“She said that Aly told her to fly home. She said that repeatedly,” Ms. Mullinger said. “She lifted up this hand, and just waved. And said, ‘Bye, God.' And she was so happy.”
Bri doesn't remember doing that. She doesn't remember a vision of Aly.
Still, her mother is convinced.
“When she woke, I just knew that she had been with God,” she said.
Learning of a loss
While Bri remembered the accident, she didn't realize that Cody had died.
“She kept saying things like, ‘I'm so glad he made it,'” Ms. Mullinger said. “I would just leave. I would just find a reason to leave. Nobody's ever prepared me for telling my daughter that her best friend in the world didn't make it.”
Bri learned the truth from her parents the next day.
She's still struggling to come to terms with the loss.
“I'm just glad he didn't feel anything and wasn't cold or scared or anything,” Bri said.
No one seems shocked Bri is home after just three weeks in the hospital.
“I've always called her a beast. She learned how to walk at 9 or 10 months old, and I always said, ‘Bri, you're a beast at this. You're a beast at that,'” her father said. “When she started playing soccer and basketball, I said, ‘You're a beast on the field. You're a beast on the court.' I knew if any one of our four children could go through something like this, it would be Bri.”
Mr. Mullinger is encouraged to see her distinctive personality and sense of humor shine through despite what she's endured.
“She's got names for everything. Don't say stump; it reminds her of a tree,” Mr. Mullinger said, referring to her amputated leg, which Bri calls her nugget. “Her hand wound is her beef jerky. She's a hoot. She's Bri. If she wasn't saying stuff like that I would be worried.”
The road ahead
Bri faces more surgery this summer to reverse a colostomy and to bring her amputation to midthigh in preparation for a prosthesis.
It's unknown whether she will return to school this school year, in part because her weakened pelvis does not allow her to sit for long periods. Tutors will help her keep up with school work at home.
Until she's back, Bri, a sophomore, will be sorely missed at school, friends and teachers say.

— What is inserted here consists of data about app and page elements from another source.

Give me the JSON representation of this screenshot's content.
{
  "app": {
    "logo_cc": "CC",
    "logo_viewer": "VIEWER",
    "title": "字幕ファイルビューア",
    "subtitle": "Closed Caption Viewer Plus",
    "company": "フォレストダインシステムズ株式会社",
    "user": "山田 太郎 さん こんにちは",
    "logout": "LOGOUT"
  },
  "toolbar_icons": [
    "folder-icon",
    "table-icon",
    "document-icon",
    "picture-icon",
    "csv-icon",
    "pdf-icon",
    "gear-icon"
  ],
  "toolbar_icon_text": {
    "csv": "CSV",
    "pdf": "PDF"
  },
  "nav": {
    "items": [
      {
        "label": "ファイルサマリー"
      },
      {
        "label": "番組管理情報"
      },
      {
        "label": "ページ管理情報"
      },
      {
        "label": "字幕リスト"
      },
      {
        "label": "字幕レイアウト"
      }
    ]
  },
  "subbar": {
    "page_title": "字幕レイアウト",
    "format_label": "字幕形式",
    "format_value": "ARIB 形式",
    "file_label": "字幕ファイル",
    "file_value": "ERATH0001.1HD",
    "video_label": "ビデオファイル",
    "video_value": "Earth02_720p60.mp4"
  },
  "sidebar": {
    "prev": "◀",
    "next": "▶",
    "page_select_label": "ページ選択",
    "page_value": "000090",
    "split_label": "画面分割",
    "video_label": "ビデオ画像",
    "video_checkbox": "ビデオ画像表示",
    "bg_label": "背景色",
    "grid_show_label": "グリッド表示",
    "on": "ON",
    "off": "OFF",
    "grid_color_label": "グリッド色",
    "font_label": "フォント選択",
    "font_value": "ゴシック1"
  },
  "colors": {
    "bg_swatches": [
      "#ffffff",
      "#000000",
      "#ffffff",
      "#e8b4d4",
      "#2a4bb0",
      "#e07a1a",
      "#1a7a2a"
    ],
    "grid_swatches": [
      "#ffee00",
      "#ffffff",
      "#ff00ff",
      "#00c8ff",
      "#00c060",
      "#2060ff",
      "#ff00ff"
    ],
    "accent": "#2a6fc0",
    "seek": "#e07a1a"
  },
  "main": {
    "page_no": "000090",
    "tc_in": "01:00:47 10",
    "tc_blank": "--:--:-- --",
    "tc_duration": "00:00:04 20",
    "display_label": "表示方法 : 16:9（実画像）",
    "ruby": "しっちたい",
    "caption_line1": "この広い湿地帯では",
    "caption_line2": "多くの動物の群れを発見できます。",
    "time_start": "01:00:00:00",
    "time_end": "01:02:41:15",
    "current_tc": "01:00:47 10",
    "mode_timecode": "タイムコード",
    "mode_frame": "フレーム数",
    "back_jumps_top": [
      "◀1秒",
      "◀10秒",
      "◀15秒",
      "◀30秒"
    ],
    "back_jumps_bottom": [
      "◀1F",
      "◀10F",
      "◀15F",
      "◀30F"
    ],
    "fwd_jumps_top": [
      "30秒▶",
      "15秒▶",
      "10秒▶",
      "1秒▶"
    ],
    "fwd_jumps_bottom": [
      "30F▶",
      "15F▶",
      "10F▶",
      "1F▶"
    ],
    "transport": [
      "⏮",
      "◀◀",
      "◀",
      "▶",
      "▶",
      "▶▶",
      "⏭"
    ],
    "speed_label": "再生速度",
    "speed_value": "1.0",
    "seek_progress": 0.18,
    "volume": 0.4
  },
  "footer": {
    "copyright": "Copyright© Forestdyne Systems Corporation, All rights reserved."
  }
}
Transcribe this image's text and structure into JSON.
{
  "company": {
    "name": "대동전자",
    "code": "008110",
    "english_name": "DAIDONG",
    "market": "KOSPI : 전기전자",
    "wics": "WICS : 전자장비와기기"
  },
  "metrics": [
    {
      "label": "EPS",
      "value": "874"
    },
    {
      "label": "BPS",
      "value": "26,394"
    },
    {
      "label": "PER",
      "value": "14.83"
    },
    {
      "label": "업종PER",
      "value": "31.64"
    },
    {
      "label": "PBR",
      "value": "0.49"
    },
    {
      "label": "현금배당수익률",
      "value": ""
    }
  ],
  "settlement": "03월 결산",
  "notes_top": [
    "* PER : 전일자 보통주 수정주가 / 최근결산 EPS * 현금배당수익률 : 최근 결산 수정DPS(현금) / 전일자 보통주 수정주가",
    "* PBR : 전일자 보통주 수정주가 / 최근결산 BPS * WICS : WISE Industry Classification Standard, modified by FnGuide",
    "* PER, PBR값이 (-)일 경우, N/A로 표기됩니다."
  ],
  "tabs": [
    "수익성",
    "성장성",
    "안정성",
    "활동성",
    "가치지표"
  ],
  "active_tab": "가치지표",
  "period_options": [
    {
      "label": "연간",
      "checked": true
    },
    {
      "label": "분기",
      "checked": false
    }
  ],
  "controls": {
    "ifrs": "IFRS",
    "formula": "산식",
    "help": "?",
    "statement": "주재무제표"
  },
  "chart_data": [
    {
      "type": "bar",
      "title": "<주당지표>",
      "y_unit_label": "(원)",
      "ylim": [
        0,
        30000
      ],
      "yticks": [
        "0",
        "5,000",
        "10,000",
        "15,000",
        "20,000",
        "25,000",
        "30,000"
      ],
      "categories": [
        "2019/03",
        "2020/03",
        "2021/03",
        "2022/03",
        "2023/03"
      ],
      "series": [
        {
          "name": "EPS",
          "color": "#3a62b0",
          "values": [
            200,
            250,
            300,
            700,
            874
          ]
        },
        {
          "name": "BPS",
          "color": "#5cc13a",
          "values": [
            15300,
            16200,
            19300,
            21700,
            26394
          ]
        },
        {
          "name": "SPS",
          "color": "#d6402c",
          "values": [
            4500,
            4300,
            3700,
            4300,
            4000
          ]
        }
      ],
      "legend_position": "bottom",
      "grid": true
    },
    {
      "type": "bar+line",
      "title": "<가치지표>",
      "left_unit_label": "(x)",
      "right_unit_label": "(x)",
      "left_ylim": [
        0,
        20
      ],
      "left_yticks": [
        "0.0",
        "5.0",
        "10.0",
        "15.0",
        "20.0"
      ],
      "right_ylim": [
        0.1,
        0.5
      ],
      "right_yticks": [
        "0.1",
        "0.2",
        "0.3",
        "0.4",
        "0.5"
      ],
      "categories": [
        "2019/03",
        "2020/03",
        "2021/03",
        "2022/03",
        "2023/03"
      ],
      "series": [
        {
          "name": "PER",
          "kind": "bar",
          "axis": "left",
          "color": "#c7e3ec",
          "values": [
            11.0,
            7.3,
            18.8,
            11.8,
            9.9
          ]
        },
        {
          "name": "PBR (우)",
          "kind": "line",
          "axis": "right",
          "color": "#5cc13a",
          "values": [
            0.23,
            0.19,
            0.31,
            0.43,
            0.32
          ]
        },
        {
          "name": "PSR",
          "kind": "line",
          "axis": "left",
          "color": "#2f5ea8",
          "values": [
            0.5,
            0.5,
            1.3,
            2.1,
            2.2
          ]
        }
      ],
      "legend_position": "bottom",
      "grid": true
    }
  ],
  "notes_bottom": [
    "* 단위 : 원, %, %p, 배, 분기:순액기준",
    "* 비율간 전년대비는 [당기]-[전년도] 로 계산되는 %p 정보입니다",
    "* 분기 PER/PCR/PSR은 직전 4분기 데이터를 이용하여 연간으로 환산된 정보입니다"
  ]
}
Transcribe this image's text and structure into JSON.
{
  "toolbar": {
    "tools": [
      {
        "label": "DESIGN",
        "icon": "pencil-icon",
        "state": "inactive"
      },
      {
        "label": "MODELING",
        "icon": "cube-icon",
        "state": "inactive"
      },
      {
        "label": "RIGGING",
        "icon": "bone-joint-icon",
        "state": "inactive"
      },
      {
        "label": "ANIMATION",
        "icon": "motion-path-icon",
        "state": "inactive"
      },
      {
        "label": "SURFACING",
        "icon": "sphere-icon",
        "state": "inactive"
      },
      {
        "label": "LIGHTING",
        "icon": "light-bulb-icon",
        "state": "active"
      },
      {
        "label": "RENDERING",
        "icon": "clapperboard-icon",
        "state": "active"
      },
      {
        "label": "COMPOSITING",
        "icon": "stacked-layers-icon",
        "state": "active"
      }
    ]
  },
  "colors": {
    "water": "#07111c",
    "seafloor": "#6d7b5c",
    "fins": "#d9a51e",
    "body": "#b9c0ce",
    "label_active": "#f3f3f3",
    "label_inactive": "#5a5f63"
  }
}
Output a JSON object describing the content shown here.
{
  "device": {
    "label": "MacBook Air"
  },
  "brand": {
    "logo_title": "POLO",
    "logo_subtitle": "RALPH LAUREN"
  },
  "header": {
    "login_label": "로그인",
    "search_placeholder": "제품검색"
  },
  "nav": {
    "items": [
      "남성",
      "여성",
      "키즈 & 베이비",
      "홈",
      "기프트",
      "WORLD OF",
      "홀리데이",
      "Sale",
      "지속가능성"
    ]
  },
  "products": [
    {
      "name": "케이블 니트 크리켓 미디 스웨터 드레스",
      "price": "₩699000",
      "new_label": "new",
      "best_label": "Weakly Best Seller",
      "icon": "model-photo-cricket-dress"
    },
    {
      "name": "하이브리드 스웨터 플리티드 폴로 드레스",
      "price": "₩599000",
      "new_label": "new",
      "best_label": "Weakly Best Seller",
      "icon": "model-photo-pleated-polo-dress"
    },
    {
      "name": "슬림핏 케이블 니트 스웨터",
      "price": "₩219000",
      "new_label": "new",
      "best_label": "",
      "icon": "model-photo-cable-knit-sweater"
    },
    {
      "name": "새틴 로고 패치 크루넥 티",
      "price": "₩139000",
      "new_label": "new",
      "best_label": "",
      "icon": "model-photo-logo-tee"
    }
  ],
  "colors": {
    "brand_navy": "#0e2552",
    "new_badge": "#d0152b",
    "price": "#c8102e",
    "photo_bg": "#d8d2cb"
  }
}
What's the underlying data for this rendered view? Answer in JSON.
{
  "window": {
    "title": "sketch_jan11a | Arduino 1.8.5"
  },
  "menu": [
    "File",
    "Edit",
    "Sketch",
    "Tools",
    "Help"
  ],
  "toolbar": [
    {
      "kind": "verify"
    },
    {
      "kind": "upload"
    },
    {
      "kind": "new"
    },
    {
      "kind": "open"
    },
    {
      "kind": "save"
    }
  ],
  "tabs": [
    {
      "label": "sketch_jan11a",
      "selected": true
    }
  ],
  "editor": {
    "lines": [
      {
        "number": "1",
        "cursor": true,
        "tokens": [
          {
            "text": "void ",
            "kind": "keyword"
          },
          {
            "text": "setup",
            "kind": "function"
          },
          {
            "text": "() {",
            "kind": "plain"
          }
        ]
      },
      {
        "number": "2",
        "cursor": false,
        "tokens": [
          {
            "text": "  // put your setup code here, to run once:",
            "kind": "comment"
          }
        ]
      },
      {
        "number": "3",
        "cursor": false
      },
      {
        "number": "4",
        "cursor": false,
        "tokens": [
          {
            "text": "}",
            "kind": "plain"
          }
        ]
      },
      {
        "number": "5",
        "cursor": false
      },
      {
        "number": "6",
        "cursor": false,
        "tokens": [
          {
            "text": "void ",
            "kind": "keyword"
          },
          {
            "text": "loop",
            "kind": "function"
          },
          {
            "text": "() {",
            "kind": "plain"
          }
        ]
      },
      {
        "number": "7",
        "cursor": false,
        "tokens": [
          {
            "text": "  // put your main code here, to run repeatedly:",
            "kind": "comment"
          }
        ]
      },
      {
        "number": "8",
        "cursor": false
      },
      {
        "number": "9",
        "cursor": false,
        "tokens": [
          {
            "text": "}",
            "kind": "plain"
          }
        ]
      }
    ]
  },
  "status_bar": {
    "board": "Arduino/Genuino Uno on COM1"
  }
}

“The first day back, it was really hard. I would walk through the hallways, and normally she would be right there with me. We would walk to every class together,” said Katie Metz, who was in basketball, soccer, and band with Bri.
Band Director Kathy McGrady said emotions remained high as students returned to school last week.
“Band is like a big family,” she said. “It's going to be hard on all of us.”
A ‘bad choice'
Neither the Mullinger nor Brown families blame the railroad or Amtrak for the accident.
“I think it was a 16-year-old's misjudgment of the train that was supposed to be there. It was a different train,” Mr. Mullinger said. “I think it was a teenage bad choice.”
Both families said they would support installing a gate to block the sidewalk that pedestrians use to cross the railroad tracks, but Ms. Mullinger said she won't push for trains to slow down.
“I don't want rules to come out of this that would stop trains or to slow them,” Ms. Mullinger said. “I just want something where we can respect them and teach our kids how incredibly dangerous they are.”
Bri said she would be willing to speak publicly about train safety, although she doesn't know what she'd say other than “don't try to beat the train,” and “don't be dumb.”
“Everyone tells me I'm their hero, that I'm strong,” Bri said. “That's all I get. That I'm everyone's hero. Even though I ran in front of a train. I feel like an idiot. I ran in front of a train.”
Contact Bridget Tharp at:firstname.lastname@example.org 419-724-6086.